> Task statement: The lines needed are those below that contain the word "owned"; copy each one.

============================================================

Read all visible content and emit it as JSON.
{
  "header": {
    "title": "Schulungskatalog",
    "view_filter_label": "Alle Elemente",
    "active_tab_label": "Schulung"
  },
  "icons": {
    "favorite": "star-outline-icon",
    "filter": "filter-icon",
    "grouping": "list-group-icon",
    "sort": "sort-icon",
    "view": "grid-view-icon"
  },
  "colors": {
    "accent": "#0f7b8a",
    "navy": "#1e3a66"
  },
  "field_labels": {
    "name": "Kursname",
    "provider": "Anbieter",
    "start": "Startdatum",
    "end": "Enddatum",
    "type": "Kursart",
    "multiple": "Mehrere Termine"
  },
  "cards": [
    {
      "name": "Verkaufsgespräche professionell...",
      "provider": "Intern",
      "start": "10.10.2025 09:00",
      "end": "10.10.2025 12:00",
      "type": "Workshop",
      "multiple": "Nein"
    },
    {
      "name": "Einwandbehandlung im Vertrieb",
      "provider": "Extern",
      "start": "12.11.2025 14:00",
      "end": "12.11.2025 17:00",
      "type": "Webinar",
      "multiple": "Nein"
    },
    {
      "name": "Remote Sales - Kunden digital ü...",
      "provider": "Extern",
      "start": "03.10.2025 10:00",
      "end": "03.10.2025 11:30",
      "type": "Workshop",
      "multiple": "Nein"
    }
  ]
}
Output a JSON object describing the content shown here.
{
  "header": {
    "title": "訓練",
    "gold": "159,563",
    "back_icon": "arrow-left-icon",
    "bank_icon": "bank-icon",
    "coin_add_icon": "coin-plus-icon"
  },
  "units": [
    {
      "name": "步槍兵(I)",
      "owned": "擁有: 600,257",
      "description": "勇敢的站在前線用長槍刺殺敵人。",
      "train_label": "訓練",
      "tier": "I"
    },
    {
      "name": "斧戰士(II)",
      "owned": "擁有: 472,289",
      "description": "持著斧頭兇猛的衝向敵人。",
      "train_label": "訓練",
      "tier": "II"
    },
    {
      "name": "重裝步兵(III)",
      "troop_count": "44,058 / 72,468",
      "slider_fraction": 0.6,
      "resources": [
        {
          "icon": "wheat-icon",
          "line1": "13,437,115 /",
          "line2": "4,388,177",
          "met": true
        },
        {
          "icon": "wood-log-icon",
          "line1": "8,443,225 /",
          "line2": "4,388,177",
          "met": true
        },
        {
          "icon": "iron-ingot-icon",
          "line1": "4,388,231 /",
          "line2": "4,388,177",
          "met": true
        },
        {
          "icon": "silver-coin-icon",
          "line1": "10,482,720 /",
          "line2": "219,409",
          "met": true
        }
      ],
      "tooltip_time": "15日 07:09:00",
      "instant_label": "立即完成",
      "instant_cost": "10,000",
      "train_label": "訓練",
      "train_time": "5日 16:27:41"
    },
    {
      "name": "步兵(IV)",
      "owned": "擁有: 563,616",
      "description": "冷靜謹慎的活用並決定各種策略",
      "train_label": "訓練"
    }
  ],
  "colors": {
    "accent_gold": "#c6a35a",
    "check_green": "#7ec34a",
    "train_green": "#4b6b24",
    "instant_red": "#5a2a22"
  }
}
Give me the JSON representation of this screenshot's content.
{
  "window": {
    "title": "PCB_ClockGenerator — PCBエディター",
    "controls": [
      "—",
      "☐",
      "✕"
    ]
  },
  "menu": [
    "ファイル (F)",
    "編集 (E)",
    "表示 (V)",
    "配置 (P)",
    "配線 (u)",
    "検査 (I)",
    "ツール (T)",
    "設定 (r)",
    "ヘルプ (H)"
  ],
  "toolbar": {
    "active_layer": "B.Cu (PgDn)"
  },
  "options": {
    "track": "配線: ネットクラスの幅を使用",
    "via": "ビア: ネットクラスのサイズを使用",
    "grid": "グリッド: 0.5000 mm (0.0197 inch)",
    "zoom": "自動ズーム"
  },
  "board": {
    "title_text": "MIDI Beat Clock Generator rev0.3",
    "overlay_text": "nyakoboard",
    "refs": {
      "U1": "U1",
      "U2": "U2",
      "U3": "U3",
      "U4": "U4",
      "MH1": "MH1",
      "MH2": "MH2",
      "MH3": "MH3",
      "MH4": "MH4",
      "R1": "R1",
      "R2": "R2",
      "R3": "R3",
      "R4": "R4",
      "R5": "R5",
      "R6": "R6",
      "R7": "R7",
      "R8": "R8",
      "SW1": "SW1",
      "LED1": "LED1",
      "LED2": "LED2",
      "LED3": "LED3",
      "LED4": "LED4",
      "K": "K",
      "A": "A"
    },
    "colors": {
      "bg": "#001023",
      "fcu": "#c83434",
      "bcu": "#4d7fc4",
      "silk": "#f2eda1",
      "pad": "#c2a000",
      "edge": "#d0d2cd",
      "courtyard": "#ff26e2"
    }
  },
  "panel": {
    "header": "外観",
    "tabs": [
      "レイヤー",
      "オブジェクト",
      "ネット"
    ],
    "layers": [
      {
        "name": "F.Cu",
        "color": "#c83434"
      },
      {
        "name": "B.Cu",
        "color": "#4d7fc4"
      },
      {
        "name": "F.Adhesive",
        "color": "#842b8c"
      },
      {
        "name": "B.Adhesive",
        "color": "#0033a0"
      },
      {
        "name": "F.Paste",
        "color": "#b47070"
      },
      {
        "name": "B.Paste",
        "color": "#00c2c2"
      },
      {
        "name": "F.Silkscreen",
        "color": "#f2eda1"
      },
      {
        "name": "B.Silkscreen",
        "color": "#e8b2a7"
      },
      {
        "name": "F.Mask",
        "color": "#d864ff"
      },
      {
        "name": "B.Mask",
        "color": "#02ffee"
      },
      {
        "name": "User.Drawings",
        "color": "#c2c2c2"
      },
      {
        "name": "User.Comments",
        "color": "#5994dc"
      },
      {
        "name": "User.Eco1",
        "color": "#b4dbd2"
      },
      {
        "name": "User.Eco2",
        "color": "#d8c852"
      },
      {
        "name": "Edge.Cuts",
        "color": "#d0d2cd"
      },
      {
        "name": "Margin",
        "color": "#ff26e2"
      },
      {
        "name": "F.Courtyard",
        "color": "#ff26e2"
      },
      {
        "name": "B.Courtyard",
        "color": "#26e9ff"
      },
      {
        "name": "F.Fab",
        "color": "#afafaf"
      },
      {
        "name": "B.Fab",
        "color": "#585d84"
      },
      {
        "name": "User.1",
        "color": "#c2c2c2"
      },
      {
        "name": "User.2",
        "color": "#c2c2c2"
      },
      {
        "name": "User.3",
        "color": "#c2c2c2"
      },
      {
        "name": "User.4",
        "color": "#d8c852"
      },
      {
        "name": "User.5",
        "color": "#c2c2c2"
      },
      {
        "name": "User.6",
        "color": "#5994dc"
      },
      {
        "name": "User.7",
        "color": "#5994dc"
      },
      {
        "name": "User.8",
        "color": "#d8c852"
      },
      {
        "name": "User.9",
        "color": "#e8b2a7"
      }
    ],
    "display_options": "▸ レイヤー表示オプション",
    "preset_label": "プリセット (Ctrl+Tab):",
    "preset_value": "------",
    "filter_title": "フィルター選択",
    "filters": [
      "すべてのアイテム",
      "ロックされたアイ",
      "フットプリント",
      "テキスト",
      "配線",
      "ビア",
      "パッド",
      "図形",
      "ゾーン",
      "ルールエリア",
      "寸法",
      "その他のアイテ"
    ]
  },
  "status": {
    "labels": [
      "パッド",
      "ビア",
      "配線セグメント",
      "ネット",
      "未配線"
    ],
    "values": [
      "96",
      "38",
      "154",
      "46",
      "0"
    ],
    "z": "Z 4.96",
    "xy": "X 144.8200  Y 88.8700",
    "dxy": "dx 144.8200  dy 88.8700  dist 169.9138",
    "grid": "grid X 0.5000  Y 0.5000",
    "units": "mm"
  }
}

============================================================

> Expected answer:
      "owned": "擁有: 600,257",
      "owned": "擁有: 472,289",
      "owned": "擁有: 563,616",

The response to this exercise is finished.